Look for the word "filter" in the entries and copy each line where it appears.

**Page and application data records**
───

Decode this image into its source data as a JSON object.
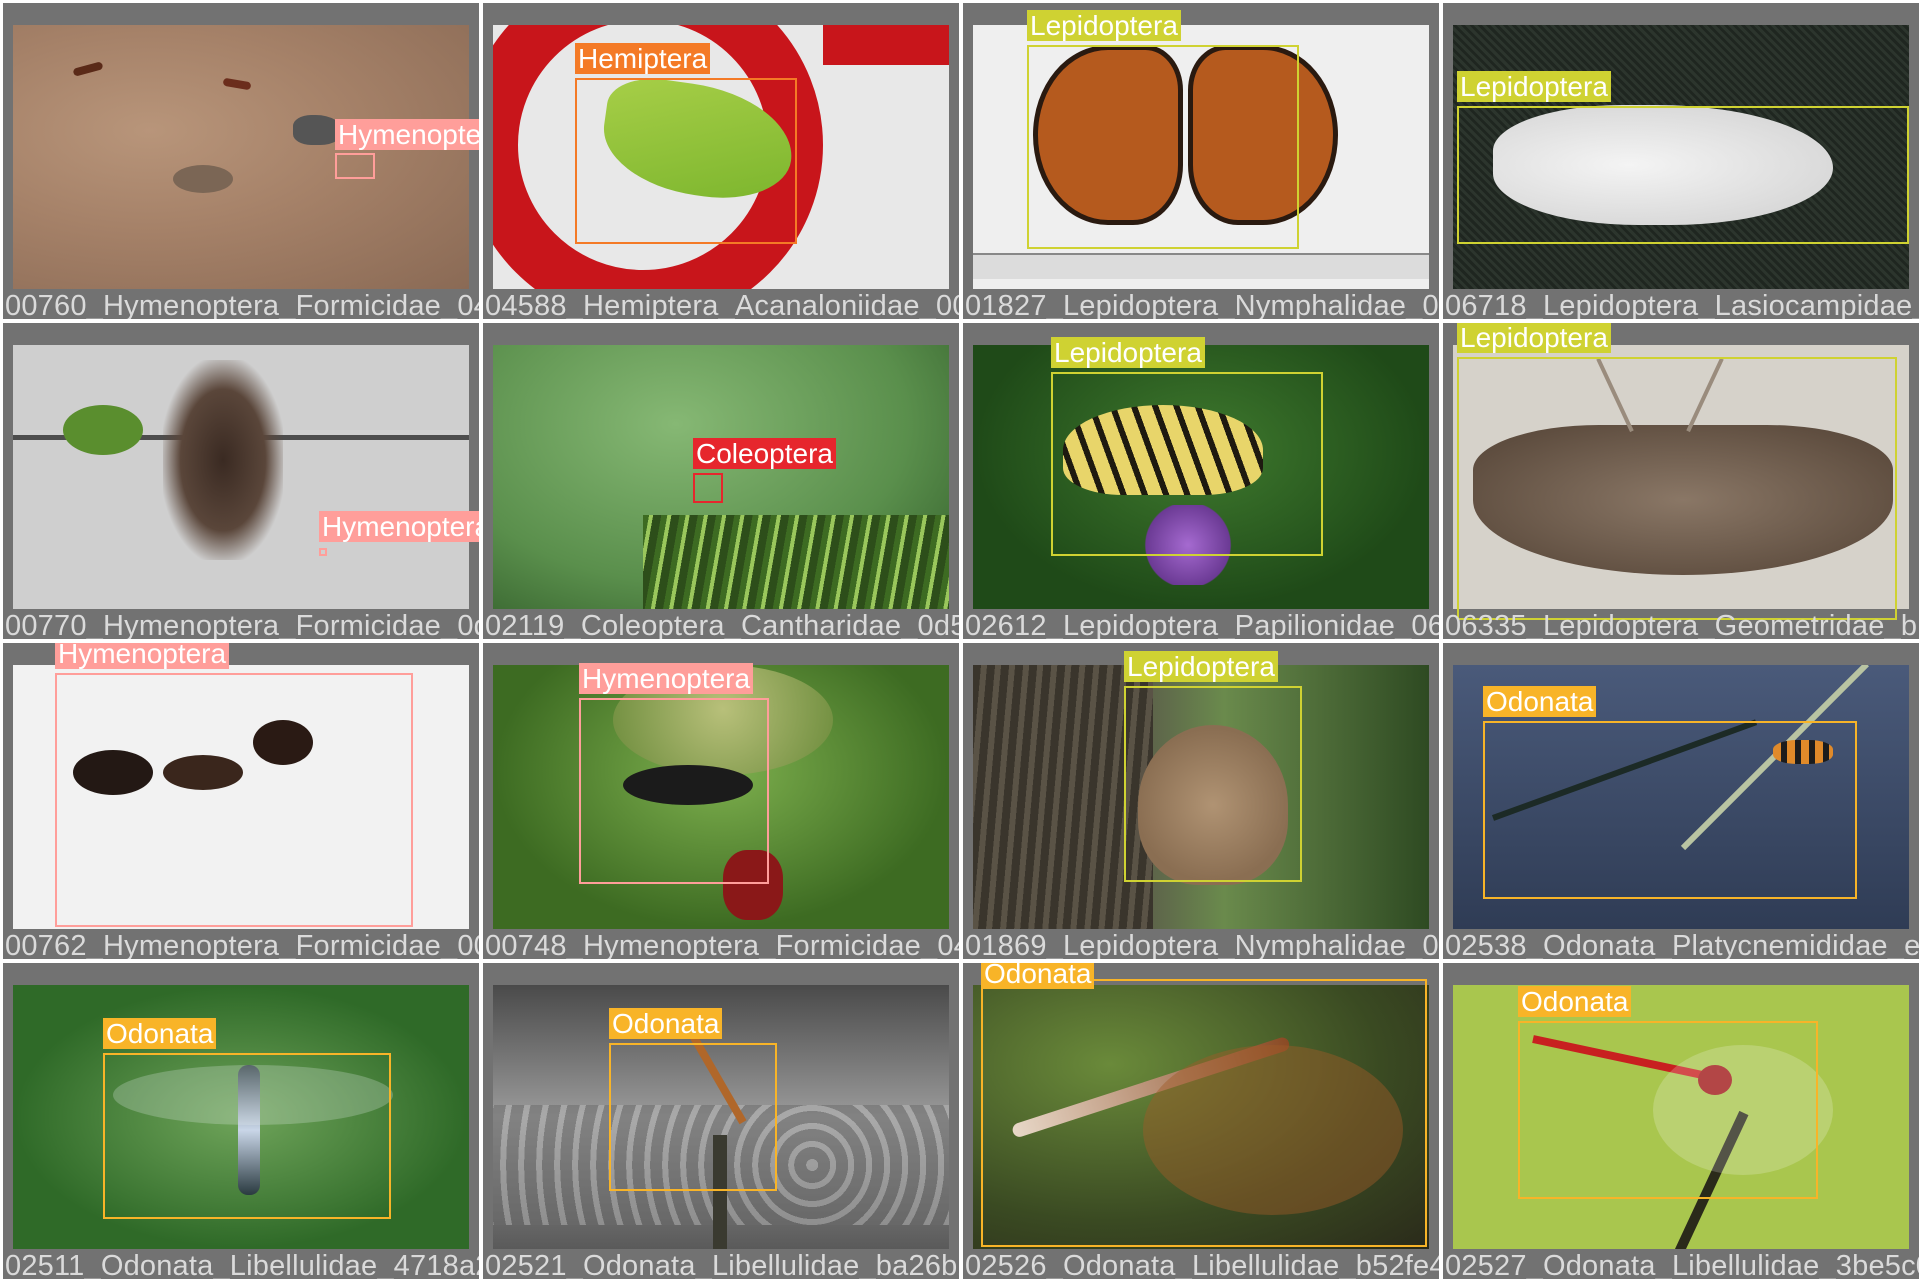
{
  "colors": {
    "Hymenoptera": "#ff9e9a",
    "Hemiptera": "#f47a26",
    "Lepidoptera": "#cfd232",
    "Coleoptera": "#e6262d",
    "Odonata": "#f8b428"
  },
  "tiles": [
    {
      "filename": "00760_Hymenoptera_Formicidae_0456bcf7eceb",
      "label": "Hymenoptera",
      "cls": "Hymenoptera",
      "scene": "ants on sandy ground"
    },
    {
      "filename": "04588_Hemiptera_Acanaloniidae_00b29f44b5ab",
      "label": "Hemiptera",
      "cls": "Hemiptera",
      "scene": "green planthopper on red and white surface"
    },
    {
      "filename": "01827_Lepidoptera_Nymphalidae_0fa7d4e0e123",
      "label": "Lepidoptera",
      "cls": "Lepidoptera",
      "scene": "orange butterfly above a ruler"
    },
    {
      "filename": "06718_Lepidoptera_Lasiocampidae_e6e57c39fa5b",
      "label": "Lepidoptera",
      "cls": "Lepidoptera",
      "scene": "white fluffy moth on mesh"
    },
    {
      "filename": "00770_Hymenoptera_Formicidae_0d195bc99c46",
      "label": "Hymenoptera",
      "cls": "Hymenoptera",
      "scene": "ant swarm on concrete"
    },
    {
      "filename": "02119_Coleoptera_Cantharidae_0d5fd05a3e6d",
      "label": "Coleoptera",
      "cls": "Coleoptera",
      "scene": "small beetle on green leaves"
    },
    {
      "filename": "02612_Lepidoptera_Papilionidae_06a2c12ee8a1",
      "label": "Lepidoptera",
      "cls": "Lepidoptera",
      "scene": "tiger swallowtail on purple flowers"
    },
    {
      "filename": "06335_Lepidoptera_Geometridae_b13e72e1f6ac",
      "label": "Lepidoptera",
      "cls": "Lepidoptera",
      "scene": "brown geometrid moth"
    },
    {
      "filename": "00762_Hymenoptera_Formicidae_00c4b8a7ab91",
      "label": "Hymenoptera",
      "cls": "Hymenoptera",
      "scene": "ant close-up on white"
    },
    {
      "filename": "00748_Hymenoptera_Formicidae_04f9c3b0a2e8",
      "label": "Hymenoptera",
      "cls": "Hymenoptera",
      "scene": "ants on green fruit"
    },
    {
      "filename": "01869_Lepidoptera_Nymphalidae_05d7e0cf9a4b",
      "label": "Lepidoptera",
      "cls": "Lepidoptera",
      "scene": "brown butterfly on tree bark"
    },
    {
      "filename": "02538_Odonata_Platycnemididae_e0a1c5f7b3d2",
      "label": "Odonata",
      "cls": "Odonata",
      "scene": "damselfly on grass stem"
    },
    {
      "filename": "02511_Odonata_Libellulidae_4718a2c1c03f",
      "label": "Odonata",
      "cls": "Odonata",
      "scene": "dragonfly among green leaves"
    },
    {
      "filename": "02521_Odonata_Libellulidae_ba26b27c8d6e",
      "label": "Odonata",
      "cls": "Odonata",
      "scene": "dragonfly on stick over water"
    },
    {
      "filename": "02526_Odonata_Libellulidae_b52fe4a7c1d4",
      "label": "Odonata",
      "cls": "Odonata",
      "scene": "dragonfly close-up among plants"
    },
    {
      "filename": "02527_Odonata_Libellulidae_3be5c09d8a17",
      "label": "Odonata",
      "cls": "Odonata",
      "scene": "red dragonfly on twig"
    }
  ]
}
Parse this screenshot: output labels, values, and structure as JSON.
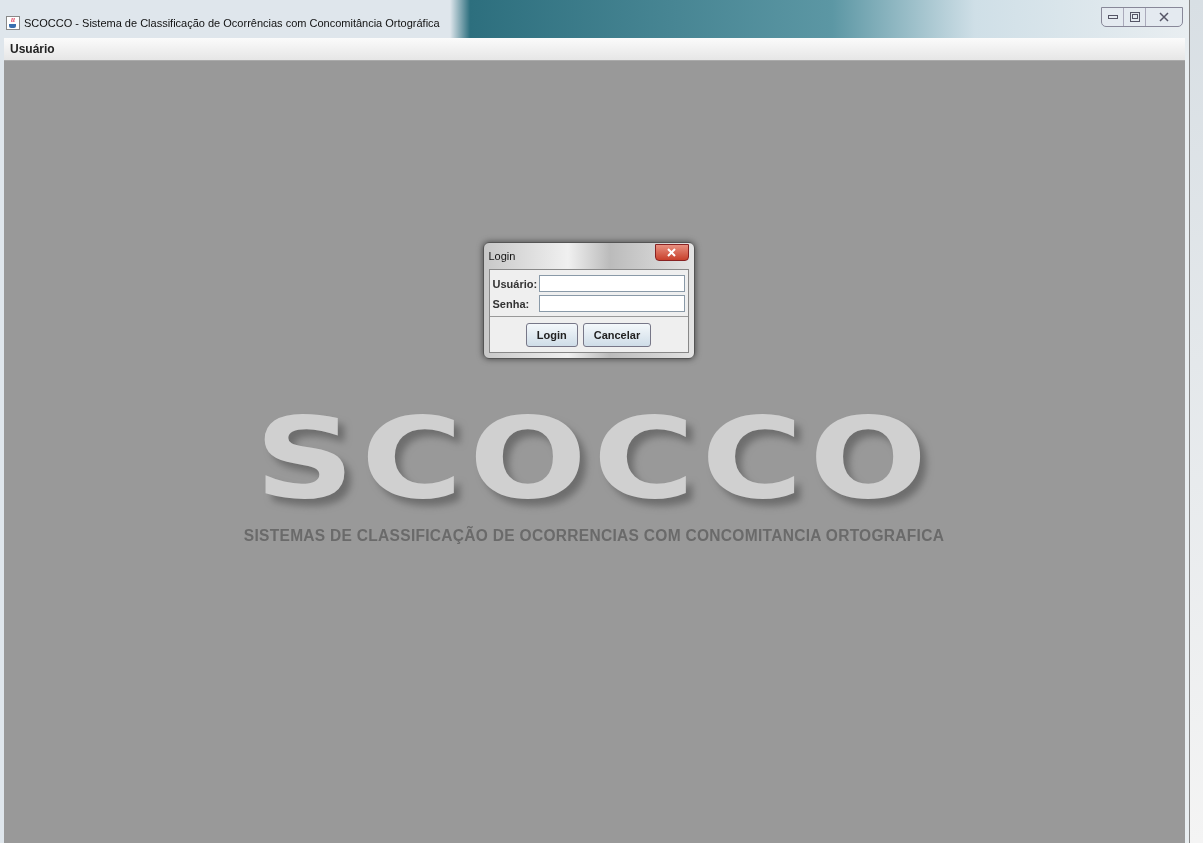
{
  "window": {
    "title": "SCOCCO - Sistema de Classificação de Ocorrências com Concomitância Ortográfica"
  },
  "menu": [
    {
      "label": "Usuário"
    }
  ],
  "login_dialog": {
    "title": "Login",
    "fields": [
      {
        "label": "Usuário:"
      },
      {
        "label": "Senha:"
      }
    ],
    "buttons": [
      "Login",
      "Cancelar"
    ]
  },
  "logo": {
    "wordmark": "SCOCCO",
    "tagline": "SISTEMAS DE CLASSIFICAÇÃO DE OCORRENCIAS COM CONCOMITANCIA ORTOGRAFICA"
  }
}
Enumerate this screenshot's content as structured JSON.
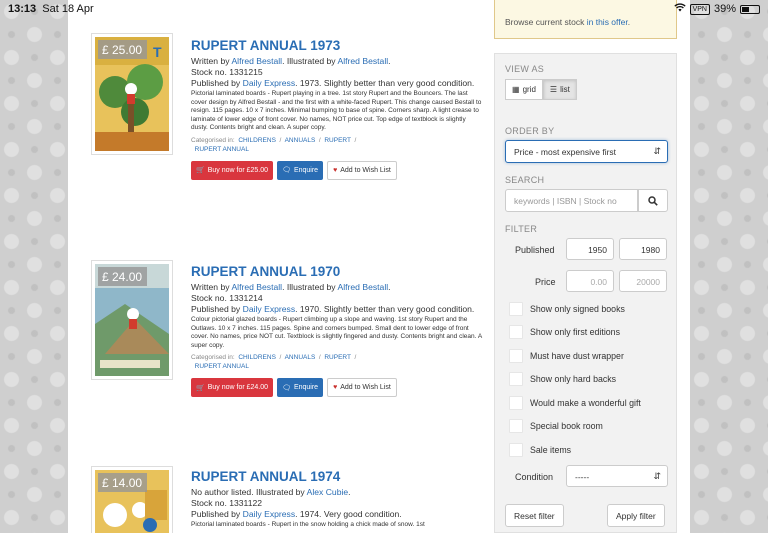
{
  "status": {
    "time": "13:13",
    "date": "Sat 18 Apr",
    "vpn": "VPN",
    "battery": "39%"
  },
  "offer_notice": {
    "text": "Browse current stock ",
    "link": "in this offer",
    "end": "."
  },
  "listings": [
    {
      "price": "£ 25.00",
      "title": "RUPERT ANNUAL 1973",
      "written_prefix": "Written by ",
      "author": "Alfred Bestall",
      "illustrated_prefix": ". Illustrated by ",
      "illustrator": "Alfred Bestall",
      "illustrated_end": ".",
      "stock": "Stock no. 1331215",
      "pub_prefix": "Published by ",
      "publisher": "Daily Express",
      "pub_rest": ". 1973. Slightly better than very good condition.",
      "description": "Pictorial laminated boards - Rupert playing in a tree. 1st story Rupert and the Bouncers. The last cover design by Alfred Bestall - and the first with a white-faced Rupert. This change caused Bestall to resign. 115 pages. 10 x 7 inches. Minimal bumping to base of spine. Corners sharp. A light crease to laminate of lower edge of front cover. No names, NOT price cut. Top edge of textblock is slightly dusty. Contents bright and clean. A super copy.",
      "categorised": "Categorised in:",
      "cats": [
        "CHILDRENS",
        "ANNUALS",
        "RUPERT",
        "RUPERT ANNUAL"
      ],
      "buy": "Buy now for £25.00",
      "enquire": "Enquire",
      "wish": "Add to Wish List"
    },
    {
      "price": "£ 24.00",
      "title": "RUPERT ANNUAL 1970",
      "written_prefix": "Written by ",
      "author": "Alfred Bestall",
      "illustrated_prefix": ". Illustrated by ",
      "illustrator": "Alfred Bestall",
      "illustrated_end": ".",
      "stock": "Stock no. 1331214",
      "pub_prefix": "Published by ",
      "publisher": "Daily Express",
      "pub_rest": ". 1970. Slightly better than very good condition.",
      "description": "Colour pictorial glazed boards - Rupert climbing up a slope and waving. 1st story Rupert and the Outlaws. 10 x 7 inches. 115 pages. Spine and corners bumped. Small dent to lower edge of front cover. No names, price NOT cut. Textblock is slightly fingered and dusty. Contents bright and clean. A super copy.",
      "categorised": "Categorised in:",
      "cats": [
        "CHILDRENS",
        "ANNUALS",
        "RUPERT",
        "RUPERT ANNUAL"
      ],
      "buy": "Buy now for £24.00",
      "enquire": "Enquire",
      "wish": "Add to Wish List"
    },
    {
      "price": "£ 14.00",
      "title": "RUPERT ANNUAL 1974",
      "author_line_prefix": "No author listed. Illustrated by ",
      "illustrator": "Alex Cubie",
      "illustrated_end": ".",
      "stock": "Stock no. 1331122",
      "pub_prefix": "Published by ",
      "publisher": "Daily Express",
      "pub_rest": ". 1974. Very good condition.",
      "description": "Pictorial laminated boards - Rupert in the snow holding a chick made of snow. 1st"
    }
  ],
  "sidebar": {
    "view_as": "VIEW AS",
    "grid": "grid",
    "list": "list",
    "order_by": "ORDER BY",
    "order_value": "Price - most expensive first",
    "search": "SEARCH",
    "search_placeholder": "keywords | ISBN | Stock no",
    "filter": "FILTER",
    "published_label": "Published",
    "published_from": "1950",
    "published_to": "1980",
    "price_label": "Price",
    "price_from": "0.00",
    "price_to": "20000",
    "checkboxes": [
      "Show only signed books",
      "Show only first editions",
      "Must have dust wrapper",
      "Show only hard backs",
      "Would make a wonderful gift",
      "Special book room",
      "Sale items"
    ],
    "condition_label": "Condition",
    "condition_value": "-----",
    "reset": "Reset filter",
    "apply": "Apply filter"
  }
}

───

**ANSWER TO THE EXERCISE**
    "filter": "FILTER",
    "reset": "Reset filter",
    "apply": "Apply filter"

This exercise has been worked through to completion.